*Task*
Search the material below for the string "本地磁盘" and extract each line that has it.

*Records for the task*
※

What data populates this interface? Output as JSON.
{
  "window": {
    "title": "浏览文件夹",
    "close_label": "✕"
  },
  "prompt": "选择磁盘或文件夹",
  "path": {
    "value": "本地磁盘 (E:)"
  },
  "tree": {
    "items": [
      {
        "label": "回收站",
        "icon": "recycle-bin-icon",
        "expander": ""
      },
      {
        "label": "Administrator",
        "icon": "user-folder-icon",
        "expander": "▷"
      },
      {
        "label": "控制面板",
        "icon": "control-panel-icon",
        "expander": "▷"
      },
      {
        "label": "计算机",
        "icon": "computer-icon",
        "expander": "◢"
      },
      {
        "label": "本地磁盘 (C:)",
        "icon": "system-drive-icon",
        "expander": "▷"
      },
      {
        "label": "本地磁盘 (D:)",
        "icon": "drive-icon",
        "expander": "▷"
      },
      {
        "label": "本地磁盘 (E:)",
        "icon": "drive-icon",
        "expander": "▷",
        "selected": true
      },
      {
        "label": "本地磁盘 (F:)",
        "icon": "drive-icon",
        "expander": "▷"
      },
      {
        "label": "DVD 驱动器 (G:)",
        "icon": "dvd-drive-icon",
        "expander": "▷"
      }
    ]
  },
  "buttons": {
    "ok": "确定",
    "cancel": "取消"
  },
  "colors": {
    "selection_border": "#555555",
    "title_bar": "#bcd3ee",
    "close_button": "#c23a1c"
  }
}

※

*Result*
    "value": "本地磁盘 (E:)"
        "label": "本地磁盘 (C:)",
        "label": "本地磁盘 (D:)",
        "label": "本地磁盘 (E:)",
        "label": "本地磁盘 (F:)",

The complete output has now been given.